Industry may have started losing hope that the United Progressive Alliance (UPA) government would be able to implement the Goods and Services Tax (GST) soon, as it requires a constitutional amendment, but Prime Minister Manmohan Singh is taking personal interest in the matter and talking to chief ministers to build a consensus, especially with opposition-ruled states.
The push by the prime minister for an early implementation of the GST was palpable when he met Bihar chief minister Nitish Kumar and his deputy Sushil Modi on Friday to discuss the power situation in the state. Soon after the meeting, Singh called Modi for an exclusive discussion on the GST and asked him to try and build a consensus on the issue. Singh told Modi to take personal interest in building a consensus on the GST and urged him to speak to all Opposition-ruled states, specifically to states in which the Bharatiya Janata Party (BJP) was in power.
The UPA is aware of the fact that without the BJPs help, a constitutional amendment would be difficult to achieve. Modi is scheduled to meet finance minister Pranab Mukherjee on April 17. While Modi may ask the finance minister to reconsider his decision to stop compensation to states for the revenue loss due to a cut in the Central Sales Tax (CST) rates, Mukherjee is likely to urge the chairman of the empowered committee of state finance ministers to bring states on board for early implementation of the GST.
The committee would meet on April 18 to discuss the issue of CST compensation, the Budget proposal to introduce a negative list for taxation of services by the Union government and progress on information technology platform GST-Network, said a finance ministry official.
The meeting would be crucial as states may try to bargain hard with the Centre before moving ahead on the GST rollout. Miffed with the governments decision to discontinue CST compensation and introduce the negative list without taking their concern on board, states have been asking the Centre to increase the CST rate to four per cent or fully compensate these for the losses and keep items already taxed by the states out of the service tax net. CST, a tax on the inter-state movement of goods, was earlier cut to two per cent from four per cent in two phases.
Interestingly, almost two months earlier, finance minister Pranab Mukherjee had told a few chief ministers implementation of the GST would be difficult because major economic policies were initiated in the first or the second year of a government. Since elections to the Lok Sabha are scheduled for 2013-14, the government doesnt want to implement the GST yet, as it would take at least two years to stabilise. Implementing the GST in the last year could have a rattling effect, and this could affect the Congress performance in the Lok Sabha elections in 2014.
Senior members in the Union government said Modi, chairman of the empowered committee on the GST, had assured the prime minister he would talk to all chief ministers and state finance ministers to build a consensus. Modi also told Singh some of the senior ministers of the government were unsure whether the GST should be implemented before the 2014 general elections.

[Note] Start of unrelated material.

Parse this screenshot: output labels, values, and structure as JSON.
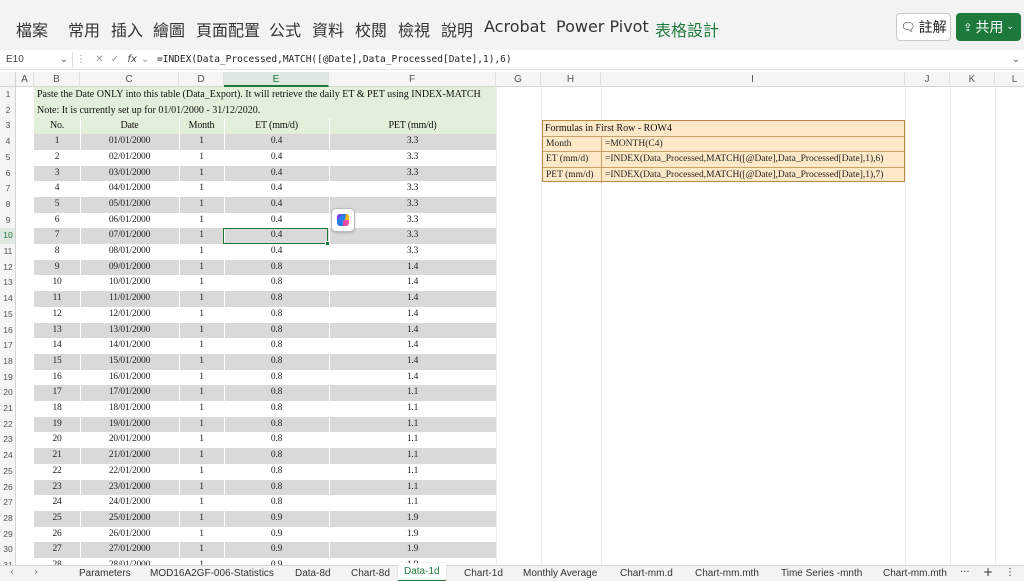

There is also a trust deficit between the Union government and Opposition-ruled states, which suspect the Union government would not compensate these for the losses they are incurring. Since the Centre had only provided Rs 300 crore as the CST component to states in the Budget, the finance ministry has categorically said there would be no compensation for 2011-12 and the Budget for 2012-13 is silent on the CST compensation, many states believe the UPA would not compensate these for the GST as well.